* _Excerpts from an interface dataset_:
○ ○ ○ ○
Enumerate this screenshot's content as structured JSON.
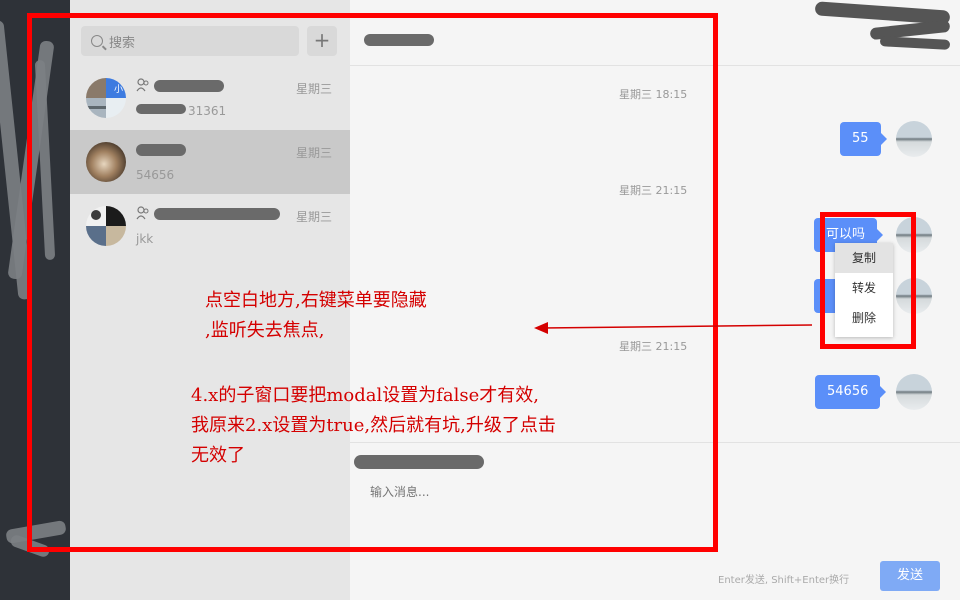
{
  "sidebar": {
    "search_placeholder": "搜索",
    "add_label": "+",
    "conversations": [
      {
        "day": "星期三",
        "preview": "31361",
        "group": true
      },
      {
        "day": "星期三",
        "preview": "54656",
        "group": false,
        "selected": true
      },
      {
        "day": "星期三",
        "preview": "jkk",
        "group": true
      }
    ]
  },
  "chat": {
    "messages": [
      {
        "time": "星期三 18:15",
        "text": "55"
      },
      {
        "time": "星期三 21:15",
        "text": "可以吗"
      },
      {
        "time": "星期三 21:15",
        "text": "54656"
      }
    ],
    "input_placeholder": "输入消息...",
    "hint": "Enter发送, Shift+Enter换行",
    "send_label": "发送"
  },
  "context_menu": {
    "items": [
      "复制",
      "转发",
      "删除"
    ]
  },
  "annotations": {
    "note1_line1": "点空白地方,右键菜单要隐藏",
    "note1_line2": ",监听失去焦点,",
    "note2_line1": "4.x的子窗口要把modal设置为false才有效,",
    "note2_line2": "我原来2.x设置为true,然后就有坑,升级了点击",
    "note2_line3": "无效了"
  },
  "colors": {
    "accent": "#5b8ff9",
    "annotation": "#ff0000",
    "rail": "#2e3238"
  }
}
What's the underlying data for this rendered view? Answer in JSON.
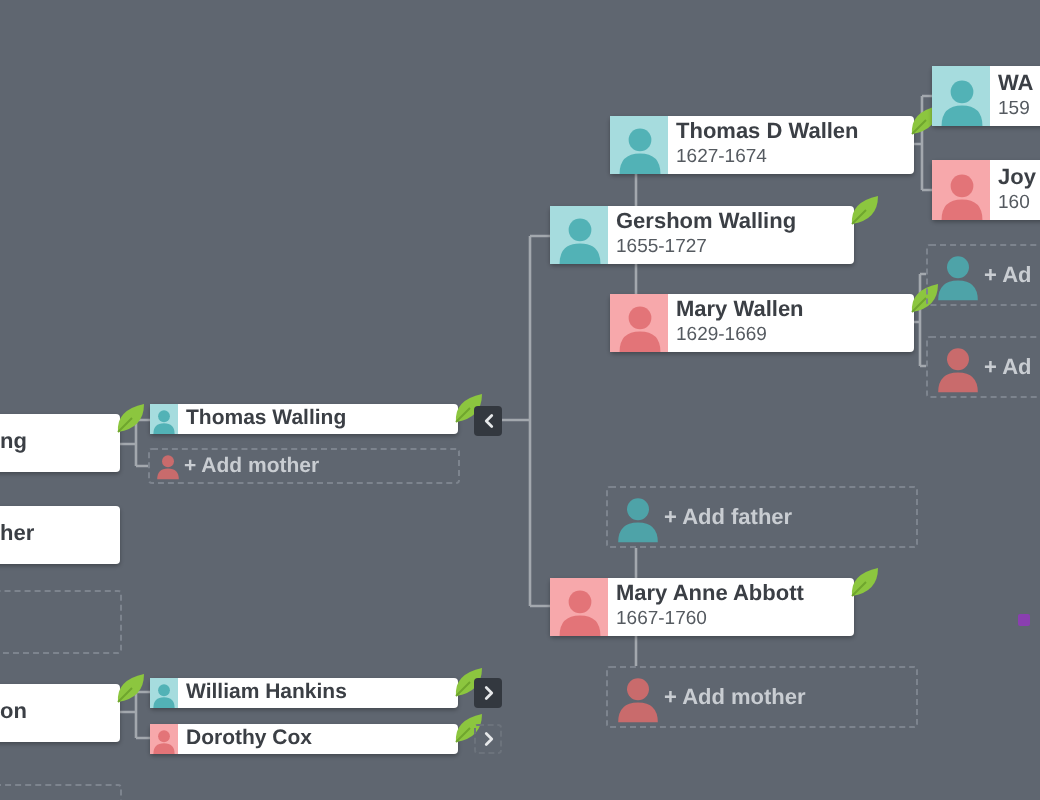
{
  "generation_1": [
    {
      "kind": "stub",
      "name": "ng",
      "leaf": true
    },
    {
      "kind": "stub",
      "name": "her",
      "leaf": false
    },
    {
      "kind": "empty"
    },
    {
      "kind": "stub",
      "name": "on",
      "leaf": true
    },
    {
      "kind": "empty"
    }
  ],
  "generation_2": [
    {
      "kind": "small",
      "female": false,
      "name": "Thomas Walling",
      "leaf": true
    },
    {
      "kind": "small-add",
      "female": true,
      "name": "+ Add mother"
    },
    {
      "kind": "small",
      "female": false,
      "name": "William Hankins",
      "leaf": true
    },
    {
      "kind": "small",
      "female": true,
      "name": "Dorothy Cox",
      "leaf": true
    }
  ],
  "generation_3": [
    {
      "kind": "card",
      "female": false,
      "name": "Gershom Walling",
      "years": "1655-1727",
      "leaf": true
    },
    {
      "kind": "card",
      "female": true,
      "name": "Mary Anne Abbott",
      "years": "1667-1760",
      "leaf": true
    }
  ],
  "generation_4": [
    {
      "kind": "card",
      "female": false,
      "name": "Thomas D Wallen",
      "years": "1627-1674",
      "leaf": true
    },
    {
      "kind": "card",
      "female": true,
      "name": "Mary Wallen",
      "years": "1629-1669",
      "leaf": true
    },
    {
      "kind": "add",
      "female": false,
      "name": "+ Add father"
    },
    {
      "kind": "add",
      "female": true,
      "name": "+ Add mother"
    }
  ],
  "generation_5": [
    {
      "kind": "card",
      "female": false,
      "name": "WA",
      "years": "159",
      "leaf": false
    },
    {
      "kind": "card",
      "female": true,
      "name": "Joy",
      "years": "160",
      "leaf": false
    },
    {
      "kind": "add",
      "female": false,
      "name": "+ Ad"
    },
    {
      "kind": "add",
      "female": true,
      "name": "+ Ad"
    }
  ],
  "expand_buttons": [
    {
      "points_left": true,
      "active": true
    },
    {
      "points_left": false,
      "active": true
    },
    {
      "points_left": false,
      "active": false
    }
  ]
}
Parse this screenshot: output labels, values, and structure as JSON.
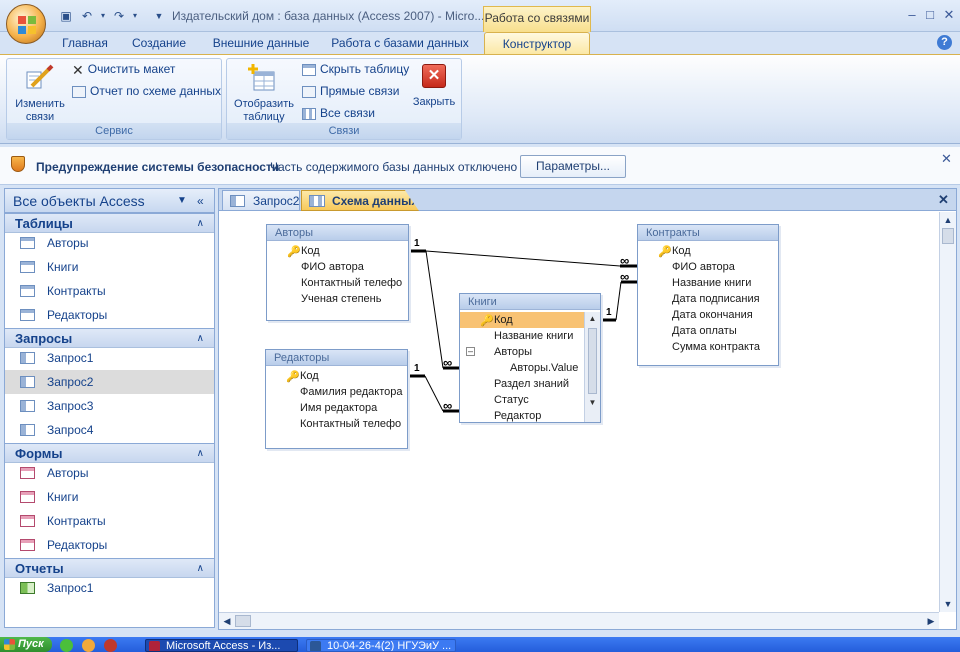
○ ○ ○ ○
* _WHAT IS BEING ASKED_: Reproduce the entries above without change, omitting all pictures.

* _FINISHED EXERCISE_:
Enumerate this screenshot's content as structured JSON.
{
  "sidebar": {
    "search_placeholder": "搜索",
    "add_label": "+",
    "conversations": [
      {
        "day": "星期三",
        "preview": "31361",
        "group": true
      },
      {
        "day": "星期三",
        "preview": "54656",
        "group": false,
        "selected": true
      },
      {
        "day": "星期三",
        "preview": "jkk",
        "group": true
      }
    ]
  },
  "chat": {
    "messages": [
      {
        "time": "星期三 18:15",
        "text": "55"
      },
      {
        "time": "星期三 21:15",
        "text": "可以吗"
      },
      {
        "time": "星期三 21:15",
        "text": "54656"
      }
    ],
    "input_placeholder": "输入消息...",
    "hint": "Enter发送, Shift+Enter换行",
    "send_label": "发送"
  },
  "context_menu": {
    "items": [
      "复制",
      "转发",
      "删除"
    ]
  },
  "annotations": {
    "note1_line1": "点空白地方,右键菜单要隐藏",
    "note1_line2": ",监听失去焦点,",
    "note2_line1": "4.x的子窗口要把modal设置为false才有效,",
    "note2_line2": "我原来2.x设置为true,然后就有坑,升级了点击",
    "note2_line3": "无效了"
  },
  "colors": {
    "accent": "#5b8ff9",
    "annotation": "#ff0000",
    "rail": "#2e3238"
  }
}
What's the underlying data for this rendered view? Answer in JSON.
{
  "generation_1": [
    {
      "kind": "stub",
      "name": "ng",
      "leaf": true
    },
    {
      "kind": "stub",
      "name": "her",
      "leaf": false
    },
    {
      "kind": "empty"
    },
    {
      "kind": "stub",
      "name": "on",
      "leaf": true
    },
    {
      "kind": "empty"
    }
  ],
  "generation_2": [
    {
      "kind": "small",
      "female": false,
      "name": "Thomas Walling",
      "leaf": true
    },
    {
      "kind": "small-add",
      "female": true,
      "name": "+ Add mother"
    },
    {
      "kind": "small",
      "female": false,
      "name": "William Hankins",
      "leaf": true
    },
    {
      "kind": "small",
      "female": true,
      "name": "Dorothy Cox",
      "leaf": true
    }
  ],
  "generation_3": [
    {
      "kind": "card",
      "female": false,
      "name": "Gershom Walling",
      "years": "1655-1727",
      "leaf": true
    },
    {
      "kind": "card",
      "female": true,
      "name": "Mary Anne Abbott",
      "years": "1667-1760",
      "leaf": true
    }
  ],
  "generation_4": [
    {
      "kind": "card",
      "female": false,
      "name": "Thomas D Wallen",
      "years": "1627-1674",
      "leaf": true
    },
    {
      "kind": "card",
      "female": true,
      "name": "Mary Wallen",
      "years": "1629-1669",
      "leaf": true
    },
    {
      "kind": "add",
      "female": false,
      "name": "+ Add father"
    },
    {
      "kind": "add",
      "female": true,
      "name": "+ Add mother"
    }
  ],
  "generation_5": [
    {
      "kind": "card",
      "female": false,
      "name": "WA",
      "years": "159",
      "leaf": false
    },
    {
      "kind": "card",
      "female": true,
      "name": "Joy",
      "years": "160",
      "leaf": false
    },
    {
      "kind": "add",
      "female": false,
      "name": "+ Ad"
    },
    {
      "kind": "add",
      "female": true,
      "name": "+ Ad"
    }
  ],
  "expand_buttons": [
    {
      "points_left": true,
      "active": true
    },
    {
      "points_left": false,
      "active": true
    },
    {
      "points_left": false,
      "active": false
    }
  ]
}
Parse this screenshot: output labels, values, and structure as JSON.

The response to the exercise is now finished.